Earlier this year my local urban sketching chapter spent a Saturday morning in downtown Albuquerque. It was the first time in ages that we actually went somewhere that wasn't rural and surrounded by mountains, trees, adobe ruins and all the dust and bugs one could ever wish for. I was excited by the prospect of sketching concrete and steel for a change: all those modern and mid-century designs, unique architectural details, secret cafe courtyards . . . What I didn't bargain for was to be so overwhelmed by my surroundings I would promptly fall down a flight of cement steps as soon as I had parked my car. Ouch.
My first impulse was to give up and drive right back home where I could tend to my badly-cut knee and spend the rest of the day reading. I felt terrible; my clothes were torn, my shoes scuffed, and my collapsible painting stool broken beyond repair. Worse yet, the city buildings seemed huge. No way could I capture anything but an inferiority complex at my inability to fit more than perhaps a tiny picture of a trash can into my sketchbook. Yet here I was: I'd paid for my parking without any chance of a refund; other urban sketchers were arriving one by one, cheerily greeting each other at the start of what was promising to be a beautiful day; I even had a full thermos of coffee. Going home didn't really seem like much of a solution. Deciding my best option was to stay, I limped to a quiet, shady corner of the street, got out my sketchbook, sat on a low wall, and just tried to do my best, all the while thinking of what I would do differently in the future:
- Dress right. Old clothes only! Fortunately the jeans and shoes I ruined were not my favorites, but they also weren't quite ready for the trash. Next time I'm not going to worry about fashion or appearances, just comfort and being prepared for the worst.
- Bring something to sit on that won't break. A solid plastic footstool is a much better choice than the flimsy collapsible model I'd brought. It could also make a good side table if you happen to find a park bench or similar to sit on instead.
- Limit your art supplies. It's tempting to bring a set of 72 colored pencils and all the watercolors in your possession, but do you really need them? Despite bringing a packed-to-the-brim pencil case, by the end of our sketching session I'd only used two pens: one black ballpoint and one Faber-Castell soft brush pen.
- Don't try to draw everything in sight. As much as I had longed to draw a detailed city-scape, I had no idea how difficult it would be. The best I could do was to:
- Focus on one small piece. I thought I'd solved my dilemma by choosing one view of one building, but even that turned out to be too much for me. Next time I'm planning to concentrate on a single doorway, a lone window, one interesting detail and that's it. One way I could have done this would be to:
- Divide the page into a "montage." For instance, I could have created a small, general sketch in one corner, and in the other found an interesting lamp post, roof detail, or even an object in a store window to make a complete and attractive page.
- Always bring two sketchbooks: one large, one small. I did this solely by accident, not realizing I had a moleskine sketchbook in my purse when I left home, but it turned out to be a real bonus when I got too hot out on the pavement and went inside a hotel lobby to cool off. Which leads me to my favorite tip:
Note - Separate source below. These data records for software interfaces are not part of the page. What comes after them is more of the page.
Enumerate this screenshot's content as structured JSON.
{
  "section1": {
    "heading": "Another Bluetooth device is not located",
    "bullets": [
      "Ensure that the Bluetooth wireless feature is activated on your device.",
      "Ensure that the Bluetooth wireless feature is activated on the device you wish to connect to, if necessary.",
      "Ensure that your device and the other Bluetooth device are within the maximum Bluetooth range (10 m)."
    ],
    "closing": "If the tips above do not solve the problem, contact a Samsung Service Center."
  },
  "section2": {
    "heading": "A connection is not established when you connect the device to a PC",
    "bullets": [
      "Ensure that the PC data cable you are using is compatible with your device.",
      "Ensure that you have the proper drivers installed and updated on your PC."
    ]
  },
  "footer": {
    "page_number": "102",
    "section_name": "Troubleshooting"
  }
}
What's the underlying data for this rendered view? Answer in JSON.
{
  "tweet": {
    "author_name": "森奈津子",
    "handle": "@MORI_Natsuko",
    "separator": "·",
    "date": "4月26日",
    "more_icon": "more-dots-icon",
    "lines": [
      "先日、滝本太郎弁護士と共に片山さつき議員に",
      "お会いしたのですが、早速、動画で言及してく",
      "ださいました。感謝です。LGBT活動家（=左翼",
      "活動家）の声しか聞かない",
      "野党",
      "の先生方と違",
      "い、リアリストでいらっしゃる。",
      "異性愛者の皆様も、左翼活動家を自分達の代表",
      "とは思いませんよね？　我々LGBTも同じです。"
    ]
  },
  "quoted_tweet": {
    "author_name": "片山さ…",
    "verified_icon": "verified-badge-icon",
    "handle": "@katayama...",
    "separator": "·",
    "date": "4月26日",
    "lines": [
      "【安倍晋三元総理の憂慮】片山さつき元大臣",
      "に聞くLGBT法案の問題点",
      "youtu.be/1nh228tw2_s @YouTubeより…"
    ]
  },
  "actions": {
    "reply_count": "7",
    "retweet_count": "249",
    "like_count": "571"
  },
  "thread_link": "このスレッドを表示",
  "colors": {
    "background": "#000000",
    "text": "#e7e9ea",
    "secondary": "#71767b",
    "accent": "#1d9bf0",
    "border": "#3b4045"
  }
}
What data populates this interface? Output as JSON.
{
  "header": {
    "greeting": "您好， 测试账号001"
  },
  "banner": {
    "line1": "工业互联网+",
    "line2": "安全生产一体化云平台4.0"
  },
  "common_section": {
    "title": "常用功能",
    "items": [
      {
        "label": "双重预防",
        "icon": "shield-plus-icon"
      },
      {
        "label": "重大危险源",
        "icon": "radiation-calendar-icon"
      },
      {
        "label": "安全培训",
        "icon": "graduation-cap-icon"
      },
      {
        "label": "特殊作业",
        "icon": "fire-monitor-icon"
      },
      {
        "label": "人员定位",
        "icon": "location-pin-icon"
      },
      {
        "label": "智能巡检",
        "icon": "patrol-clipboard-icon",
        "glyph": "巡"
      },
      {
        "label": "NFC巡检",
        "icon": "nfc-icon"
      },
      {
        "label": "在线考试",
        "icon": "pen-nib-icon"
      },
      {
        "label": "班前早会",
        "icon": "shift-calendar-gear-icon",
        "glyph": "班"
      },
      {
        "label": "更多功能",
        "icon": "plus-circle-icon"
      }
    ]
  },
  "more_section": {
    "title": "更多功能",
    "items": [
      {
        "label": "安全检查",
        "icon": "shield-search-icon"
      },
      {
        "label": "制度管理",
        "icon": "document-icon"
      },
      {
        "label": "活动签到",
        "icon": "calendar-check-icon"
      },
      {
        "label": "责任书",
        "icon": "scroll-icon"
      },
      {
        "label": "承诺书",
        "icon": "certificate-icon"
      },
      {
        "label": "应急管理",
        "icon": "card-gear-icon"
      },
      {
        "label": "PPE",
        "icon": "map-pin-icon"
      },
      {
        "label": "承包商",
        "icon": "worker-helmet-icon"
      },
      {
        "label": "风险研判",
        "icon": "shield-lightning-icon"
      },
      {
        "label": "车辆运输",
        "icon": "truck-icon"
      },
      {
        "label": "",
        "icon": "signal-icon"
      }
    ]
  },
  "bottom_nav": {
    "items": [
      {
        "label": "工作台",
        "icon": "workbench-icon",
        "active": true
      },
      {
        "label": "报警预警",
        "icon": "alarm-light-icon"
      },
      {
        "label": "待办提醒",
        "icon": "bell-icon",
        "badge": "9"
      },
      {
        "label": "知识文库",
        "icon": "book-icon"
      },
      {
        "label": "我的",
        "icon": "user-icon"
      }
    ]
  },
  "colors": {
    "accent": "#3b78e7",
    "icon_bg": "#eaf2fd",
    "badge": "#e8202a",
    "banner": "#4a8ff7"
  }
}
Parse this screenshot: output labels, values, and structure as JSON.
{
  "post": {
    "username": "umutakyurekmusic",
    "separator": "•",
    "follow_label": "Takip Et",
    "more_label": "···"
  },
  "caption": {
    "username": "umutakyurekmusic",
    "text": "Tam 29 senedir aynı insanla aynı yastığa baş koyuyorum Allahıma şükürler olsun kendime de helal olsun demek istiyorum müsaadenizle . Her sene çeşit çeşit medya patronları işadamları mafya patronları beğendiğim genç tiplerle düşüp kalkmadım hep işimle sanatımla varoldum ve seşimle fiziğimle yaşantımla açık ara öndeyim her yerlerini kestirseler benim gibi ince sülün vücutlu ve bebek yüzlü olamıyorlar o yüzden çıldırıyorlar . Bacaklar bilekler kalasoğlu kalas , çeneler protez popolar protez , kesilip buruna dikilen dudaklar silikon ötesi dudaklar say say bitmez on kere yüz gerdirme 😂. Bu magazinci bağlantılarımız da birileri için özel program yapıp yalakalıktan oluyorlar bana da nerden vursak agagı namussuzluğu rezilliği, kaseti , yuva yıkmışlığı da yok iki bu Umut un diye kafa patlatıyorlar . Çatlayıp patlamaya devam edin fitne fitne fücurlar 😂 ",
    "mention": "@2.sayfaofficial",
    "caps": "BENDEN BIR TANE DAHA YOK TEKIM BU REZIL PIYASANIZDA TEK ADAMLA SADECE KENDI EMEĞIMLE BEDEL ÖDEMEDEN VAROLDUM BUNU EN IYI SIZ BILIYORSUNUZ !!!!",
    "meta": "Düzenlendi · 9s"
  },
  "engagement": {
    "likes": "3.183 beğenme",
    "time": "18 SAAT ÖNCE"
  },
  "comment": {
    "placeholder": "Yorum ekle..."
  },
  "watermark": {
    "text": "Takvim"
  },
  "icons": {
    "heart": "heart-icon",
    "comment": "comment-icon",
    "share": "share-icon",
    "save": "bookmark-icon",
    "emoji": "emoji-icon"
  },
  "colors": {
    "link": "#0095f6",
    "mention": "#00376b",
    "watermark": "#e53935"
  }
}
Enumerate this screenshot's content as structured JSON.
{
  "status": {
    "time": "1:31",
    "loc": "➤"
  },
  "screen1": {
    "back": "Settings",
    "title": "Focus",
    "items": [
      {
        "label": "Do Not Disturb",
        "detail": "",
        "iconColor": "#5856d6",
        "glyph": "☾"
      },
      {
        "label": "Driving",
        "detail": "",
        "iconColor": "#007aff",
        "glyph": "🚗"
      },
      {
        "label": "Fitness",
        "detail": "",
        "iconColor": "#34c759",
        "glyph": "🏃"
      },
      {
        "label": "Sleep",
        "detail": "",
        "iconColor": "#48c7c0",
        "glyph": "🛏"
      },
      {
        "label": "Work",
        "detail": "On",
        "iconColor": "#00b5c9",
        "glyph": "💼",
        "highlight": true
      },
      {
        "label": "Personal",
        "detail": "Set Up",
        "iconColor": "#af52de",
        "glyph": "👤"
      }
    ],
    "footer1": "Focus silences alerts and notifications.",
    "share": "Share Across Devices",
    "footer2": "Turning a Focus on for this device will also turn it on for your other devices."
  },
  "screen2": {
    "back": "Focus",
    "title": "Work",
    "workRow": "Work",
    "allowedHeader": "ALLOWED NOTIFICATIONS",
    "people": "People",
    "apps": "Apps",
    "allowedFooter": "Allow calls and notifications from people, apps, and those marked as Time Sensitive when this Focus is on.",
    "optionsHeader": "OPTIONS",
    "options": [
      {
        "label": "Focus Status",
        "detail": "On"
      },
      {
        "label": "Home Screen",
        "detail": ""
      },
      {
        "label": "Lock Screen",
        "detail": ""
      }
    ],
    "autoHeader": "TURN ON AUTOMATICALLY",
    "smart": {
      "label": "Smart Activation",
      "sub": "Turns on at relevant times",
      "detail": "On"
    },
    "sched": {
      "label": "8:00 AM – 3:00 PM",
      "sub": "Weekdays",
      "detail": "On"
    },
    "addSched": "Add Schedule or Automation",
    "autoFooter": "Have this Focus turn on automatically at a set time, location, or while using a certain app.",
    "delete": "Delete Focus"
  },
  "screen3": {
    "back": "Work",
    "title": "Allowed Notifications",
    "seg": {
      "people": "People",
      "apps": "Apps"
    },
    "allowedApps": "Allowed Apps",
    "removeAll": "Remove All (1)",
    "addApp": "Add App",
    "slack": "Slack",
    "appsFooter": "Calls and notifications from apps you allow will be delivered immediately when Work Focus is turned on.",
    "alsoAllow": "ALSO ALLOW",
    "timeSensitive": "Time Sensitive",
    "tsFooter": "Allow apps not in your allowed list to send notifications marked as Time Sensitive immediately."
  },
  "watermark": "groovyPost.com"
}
- If the weather gets too hot (or cold), find somewhere to go inside. My choice turned out to be the Hyatt Hotel, and I had the best time ever spending a half hour people-watching. I was also able to sketch some hotel guests as well as furniture and hotel decor. Having a comfortable chair after my earlier mishap turned out to be a real life-saver.
- Take photos. There's just so much to see in an urban or any other setting that you can't draw it all at once and in a limited time frame. Photographic references can flesh out your initial sketches in a way that nothing else can, reminding you of the way a beam of light hits a pane of glass, or how a group of pigeons pecks at a box of spilled popcorn on the pavement.
- Use toned or pre-toned paper. To avoid "white page syndrome" I often paint some watercolor washes onto a few of my sketchbook pages: usually a page of two of blues and greens, and a couple more in warmer shades of browns, golds, and oranges. If I don't have time for that, a gray or tan sketchbook like the one I used for my larger sketch works almost as well. I also thought it would be helpful to bring a variety of paper sizes--from fairly large to small scraps that could be worked into a collage at some stage.
- Don't be shy--show what you've done! I don't really like the drawings I made that day--but to my great surprise, I received many compliments on them regardless of my own negativity. My first impulse was to once again go back to my car and hide everything as quickly as possible, but that seemed horribly un-sporting of me and I didn't know which would be worse: showing work that embarrassed me, or pretending I had spent a morning doing nothing but sight-seeing.
- If you like someone's technique, let them know, and then try it yourself. The main point of sharing isn't to show off or invite public shaming, but to encourage, inspire, and offer new ideas to each other. Despite seeing my own drawing as "a failure," quite a few people came up to me later to say how much they liked my use of ink and toned paper, things they wanted to try using themselves. I was thrilled that I had something to offer.